### Website and app data records

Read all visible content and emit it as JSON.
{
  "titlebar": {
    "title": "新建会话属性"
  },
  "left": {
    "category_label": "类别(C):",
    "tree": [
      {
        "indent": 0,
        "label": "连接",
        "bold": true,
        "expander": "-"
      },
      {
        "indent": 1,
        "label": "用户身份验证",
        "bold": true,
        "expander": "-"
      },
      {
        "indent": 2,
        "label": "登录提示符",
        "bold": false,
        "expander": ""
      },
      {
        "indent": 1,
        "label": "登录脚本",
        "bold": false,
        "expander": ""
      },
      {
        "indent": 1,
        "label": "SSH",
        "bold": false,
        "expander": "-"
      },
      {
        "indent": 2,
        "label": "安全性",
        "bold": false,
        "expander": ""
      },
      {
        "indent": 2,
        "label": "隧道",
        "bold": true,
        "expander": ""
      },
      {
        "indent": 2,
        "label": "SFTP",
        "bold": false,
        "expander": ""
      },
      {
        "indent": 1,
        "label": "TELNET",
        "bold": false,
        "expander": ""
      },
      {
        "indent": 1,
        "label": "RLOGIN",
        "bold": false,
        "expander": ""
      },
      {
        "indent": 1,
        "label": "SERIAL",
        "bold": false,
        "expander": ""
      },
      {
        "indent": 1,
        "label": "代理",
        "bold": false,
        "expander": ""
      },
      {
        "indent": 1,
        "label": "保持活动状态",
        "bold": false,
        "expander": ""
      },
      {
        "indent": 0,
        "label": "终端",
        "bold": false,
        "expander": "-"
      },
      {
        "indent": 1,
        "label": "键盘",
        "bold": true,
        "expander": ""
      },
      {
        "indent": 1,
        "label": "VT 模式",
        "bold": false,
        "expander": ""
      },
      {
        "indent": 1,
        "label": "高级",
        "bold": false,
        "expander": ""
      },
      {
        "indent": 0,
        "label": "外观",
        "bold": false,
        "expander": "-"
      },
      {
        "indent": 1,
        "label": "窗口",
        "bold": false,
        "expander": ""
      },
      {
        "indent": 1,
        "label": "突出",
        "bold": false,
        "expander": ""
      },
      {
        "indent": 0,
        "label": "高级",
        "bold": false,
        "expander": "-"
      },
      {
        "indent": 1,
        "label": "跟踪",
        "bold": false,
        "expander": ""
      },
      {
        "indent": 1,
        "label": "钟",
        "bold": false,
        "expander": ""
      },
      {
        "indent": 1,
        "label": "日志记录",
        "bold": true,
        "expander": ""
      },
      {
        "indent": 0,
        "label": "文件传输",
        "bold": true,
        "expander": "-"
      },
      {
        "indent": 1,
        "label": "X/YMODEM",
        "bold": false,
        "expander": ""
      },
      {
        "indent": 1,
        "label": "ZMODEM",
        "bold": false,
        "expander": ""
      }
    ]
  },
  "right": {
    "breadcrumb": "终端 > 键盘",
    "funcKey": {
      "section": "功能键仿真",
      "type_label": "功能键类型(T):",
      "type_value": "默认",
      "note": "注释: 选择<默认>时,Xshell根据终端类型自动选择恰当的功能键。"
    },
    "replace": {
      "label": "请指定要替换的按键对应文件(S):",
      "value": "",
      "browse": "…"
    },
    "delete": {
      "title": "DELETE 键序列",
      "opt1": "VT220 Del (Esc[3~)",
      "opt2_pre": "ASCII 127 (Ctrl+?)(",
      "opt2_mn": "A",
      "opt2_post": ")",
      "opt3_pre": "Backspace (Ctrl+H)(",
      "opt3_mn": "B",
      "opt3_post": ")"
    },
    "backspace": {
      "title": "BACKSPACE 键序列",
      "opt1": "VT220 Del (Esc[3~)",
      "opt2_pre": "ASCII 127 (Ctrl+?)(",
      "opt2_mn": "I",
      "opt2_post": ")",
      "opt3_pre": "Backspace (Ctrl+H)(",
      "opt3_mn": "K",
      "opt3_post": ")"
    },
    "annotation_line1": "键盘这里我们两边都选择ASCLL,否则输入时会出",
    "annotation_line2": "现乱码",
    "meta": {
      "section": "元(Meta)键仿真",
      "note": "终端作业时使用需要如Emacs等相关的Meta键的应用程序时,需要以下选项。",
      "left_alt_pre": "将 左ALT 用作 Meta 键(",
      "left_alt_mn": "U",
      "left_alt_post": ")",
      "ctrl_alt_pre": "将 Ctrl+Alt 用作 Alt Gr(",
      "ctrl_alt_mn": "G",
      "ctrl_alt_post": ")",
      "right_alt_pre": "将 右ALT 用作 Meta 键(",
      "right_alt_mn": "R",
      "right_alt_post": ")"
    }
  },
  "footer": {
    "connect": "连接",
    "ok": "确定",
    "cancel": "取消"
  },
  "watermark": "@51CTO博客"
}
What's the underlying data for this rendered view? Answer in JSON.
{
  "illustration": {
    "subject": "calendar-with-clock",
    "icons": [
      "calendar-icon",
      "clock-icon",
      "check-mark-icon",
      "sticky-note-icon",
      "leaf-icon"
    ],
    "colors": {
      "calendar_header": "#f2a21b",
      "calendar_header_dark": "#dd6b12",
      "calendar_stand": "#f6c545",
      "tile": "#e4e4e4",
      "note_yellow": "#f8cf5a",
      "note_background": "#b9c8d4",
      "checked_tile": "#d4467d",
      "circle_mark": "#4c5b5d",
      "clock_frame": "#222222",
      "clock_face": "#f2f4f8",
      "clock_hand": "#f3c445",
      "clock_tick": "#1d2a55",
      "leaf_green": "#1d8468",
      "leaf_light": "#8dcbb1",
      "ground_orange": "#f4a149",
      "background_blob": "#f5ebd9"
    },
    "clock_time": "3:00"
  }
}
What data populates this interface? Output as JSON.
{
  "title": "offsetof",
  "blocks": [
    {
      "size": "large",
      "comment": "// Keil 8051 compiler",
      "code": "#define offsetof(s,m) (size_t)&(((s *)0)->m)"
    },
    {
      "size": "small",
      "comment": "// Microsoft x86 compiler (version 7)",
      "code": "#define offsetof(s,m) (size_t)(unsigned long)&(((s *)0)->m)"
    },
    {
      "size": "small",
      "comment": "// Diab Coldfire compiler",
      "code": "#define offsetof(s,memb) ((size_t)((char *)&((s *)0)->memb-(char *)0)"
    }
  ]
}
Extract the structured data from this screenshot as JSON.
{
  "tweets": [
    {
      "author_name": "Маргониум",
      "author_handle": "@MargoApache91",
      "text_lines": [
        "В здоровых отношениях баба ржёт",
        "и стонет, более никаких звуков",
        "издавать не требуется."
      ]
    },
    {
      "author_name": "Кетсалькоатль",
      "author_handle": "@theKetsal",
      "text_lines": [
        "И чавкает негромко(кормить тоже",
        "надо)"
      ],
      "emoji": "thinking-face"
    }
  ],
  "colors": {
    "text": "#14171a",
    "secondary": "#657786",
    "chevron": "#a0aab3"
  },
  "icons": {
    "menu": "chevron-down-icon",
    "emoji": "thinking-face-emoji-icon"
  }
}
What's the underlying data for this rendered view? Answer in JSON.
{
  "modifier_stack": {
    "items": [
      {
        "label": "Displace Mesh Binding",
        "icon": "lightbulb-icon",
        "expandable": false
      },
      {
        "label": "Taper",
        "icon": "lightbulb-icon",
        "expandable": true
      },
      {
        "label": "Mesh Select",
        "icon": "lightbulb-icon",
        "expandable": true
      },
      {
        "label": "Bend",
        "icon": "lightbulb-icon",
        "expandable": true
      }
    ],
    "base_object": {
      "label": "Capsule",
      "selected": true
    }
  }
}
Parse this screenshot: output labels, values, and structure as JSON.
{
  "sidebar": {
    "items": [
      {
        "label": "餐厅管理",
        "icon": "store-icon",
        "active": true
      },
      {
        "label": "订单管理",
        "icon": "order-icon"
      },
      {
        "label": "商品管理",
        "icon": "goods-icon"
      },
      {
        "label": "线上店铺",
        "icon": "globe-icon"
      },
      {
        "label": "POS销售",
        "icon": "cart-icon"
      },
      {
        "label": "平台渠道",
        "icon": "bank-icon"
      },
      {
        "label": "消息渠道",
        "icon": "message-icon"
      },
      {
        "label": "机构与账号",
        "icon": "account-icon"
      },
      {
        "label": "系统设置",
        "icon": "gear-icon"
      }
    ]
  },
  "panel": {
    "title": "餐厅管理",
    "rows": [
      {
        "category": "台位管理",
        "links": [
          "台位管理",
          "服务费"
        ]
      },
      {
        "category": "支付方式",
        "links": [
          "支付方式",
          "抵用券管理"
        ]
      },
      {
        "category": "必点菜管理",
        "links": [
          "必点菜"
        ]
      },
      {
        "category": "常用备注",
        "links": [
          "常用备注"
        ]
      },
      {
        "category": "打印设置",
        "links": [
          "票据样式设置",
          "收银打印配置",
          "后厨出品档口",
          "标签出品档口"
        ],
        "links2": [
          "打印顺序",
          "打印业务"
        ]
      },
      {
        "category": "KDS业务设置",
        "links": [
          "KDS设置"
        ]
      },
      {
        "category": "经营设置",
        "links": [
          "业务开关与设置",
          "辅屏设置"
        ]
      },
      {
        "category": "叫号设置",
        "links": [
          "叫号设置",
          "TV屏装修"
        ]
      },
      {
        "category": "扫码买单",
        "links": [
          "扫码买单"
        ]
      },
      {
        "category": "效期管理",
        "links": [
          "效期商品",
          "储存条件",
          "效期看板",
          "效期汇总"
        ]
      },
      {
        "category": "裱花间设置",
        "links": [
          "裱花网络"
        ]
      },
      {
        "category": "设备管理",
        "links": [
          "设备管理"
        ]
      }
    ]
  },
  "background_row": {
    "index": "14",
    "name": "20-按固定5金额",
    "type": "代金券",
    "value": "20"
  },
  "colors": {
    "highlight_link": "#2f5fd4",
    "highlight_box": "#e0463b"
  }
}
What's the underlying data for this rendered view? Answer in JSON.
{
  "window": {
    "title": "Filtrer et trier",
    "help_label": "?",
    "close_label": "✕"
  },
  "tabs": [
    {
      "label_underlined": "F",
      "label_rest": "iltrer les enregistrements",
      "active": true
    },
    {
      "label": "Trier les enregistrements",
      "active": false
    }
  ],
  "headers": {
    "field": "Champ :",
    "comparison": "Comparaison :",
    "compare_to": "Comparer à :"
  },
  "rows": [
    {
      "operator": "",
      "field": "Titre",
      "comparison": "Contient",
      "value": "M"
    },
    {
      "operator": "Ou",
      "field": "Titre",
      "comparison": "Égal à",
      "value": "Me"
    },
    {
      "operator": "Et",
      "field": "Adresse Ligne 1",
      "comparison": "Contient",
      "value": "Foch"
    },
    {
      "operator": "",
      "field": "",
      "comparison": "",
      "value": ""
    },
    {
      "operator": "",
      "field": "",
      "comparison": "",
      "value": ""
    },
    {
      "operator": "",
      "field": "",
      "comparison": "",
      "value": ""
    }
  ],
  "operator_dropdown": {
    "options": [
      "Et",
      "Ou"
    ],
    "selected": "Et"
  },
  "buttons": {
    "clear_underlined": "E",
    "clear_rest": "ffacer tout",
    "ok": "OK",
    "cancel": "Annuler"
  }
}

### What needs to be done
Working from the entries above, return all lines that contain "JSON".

### Solved exercise
Read all visible content and emit it as JSON.
What's the underlying data for this rendered view? Answer in JSON.
What data populates this interface? Output as JSON.
Extract the structured data from this screenshot as JSON.
What's the underlying data for this rendered view? Answer in JSON.
Parse this screenshot: output labels, values, and structure as JSON.
What's the underlying data for this rendered view? Answer in JSON.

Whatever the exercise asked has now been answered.